NeverTrumpers? Never Mind.
The Republican Party is unifying around Donald Trump, and far fewer than speculated plan to split the party to vote for Hillary Clinton come November, new polls show.
These polls prove Trump has more than a fighting chance in a general election match-up against Clinton.
Trump leads Hillary Clinton 78 to 7 percent among Republicans, a new survey by Public Policy Polling shows. It proves that the legion of Establishment naysayers who predicted the party could not and would not rally around the “controversial” Trump were wrong yet again.
Seventy-two percent of Republicans also said they were comfortable with Trump as the party’s nominee, while fewer than a quarter said they were not. This closely mirrors Clinton’s standing among Democrats, 75 percent of whom are comfortable with her as the nominee, and 21 percent who are not. For all the talk of GOP disunity, the Republican Party is no more divided than the Democratic Party.
Also mirroring Clinton closely is Trump’s overall standing. The new PPP poll has Clinton leading Trump by 42 to 38 percent. When third-party candidates were removed and the question was revised to a one-on-one match-up between Trump and Clinton, Clinton came out on top 47 to 41 percent — hardly an insurmountable lead from Trump’s perspective.

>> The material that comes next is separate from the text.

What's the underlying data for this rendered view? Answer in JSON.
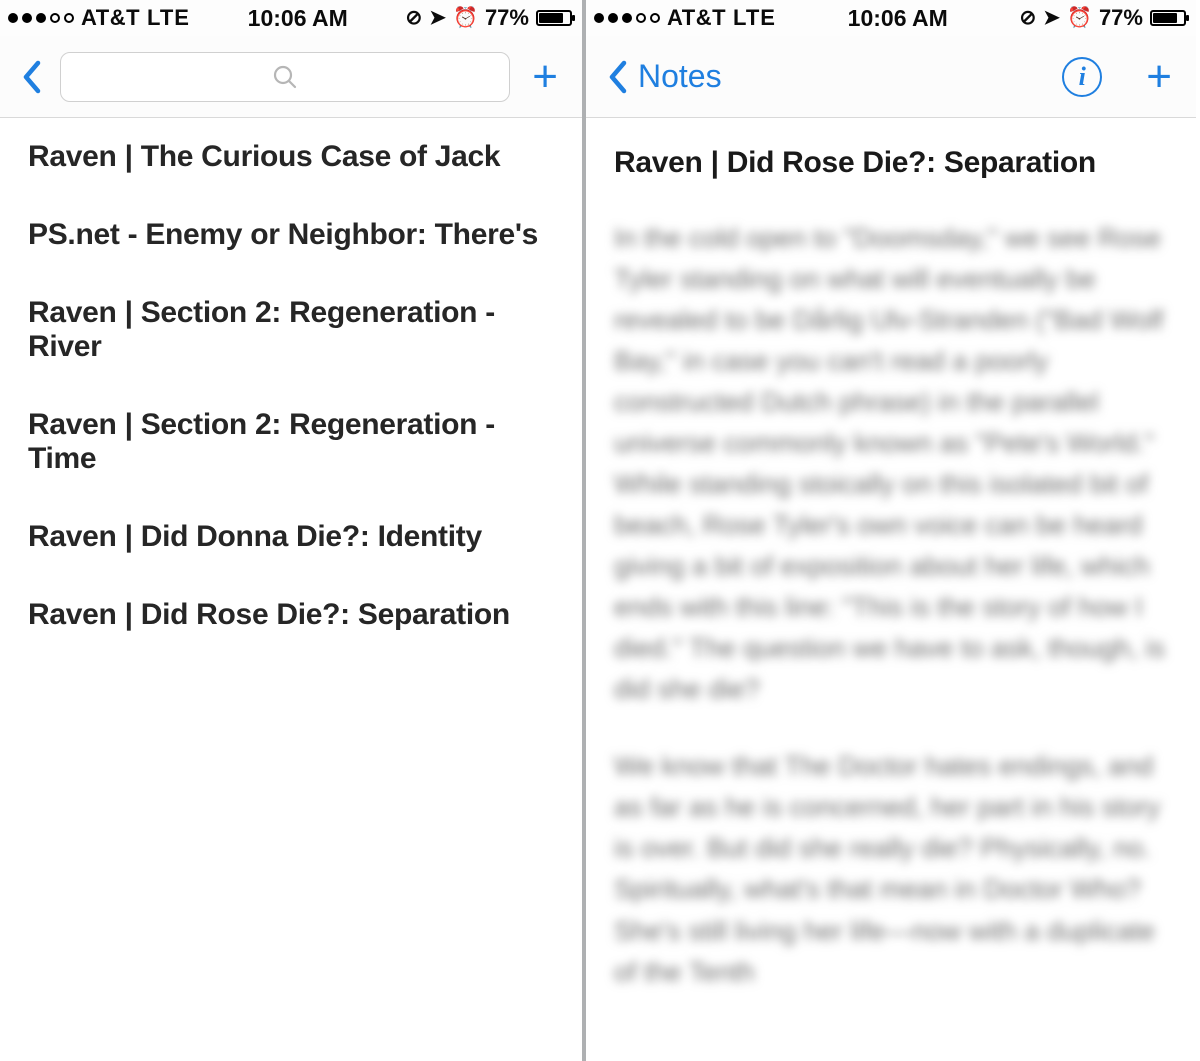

But even better news for the Trump campaign came in the form of a new Quinnipiac poll released Tuesday, which shows Trump and Clinton effectively neck-and-neck in Florida and Pennsylvania, with Clinton leading Trump by only 43 to 42 in both states. In Ohio, Trump is actually leading Clinton by 43 to 39 percent, the new poll shows. That these moderate swing states appear to be warming up to Trump suggests strongly that his message is resonating among all Americans.
“The Republican Party will get killed, we’ll get creamed, we’ll lose,” if Donald Trump is the nominee, said Sen. Lindsey Graham in March. But these new polls prove Trump has more than a fighting chance in a general election matchup against Clinton — and that Graham’s prediction that “Trump gets wiped out” come November was positively premature.
Indeed, polls taken in May 2012 in the run-up to that year’s election showed Romney ahead or behind Obama by similar margins, and primary participation suggests the 2016 election could see the largest Republican voter turnout in years.
Of course, those predicting a decisive electoral rout of Trump in a general election fight against Clinton are the same folks who predicted that Trump would be out of the race by now. Not only do these new polls suggest once again that the Establishment cheerleaders are wrong — they are also emphatic proof that the GOP Establishment does not speak for GOP voters.
“Republicans need to get real and admit hard truths,” writes Rep. Darrell Issa in an op-ed in The Hill, discussing the need to unite around Trump in order to beat Hillary. It seems a majority of Republicans already have.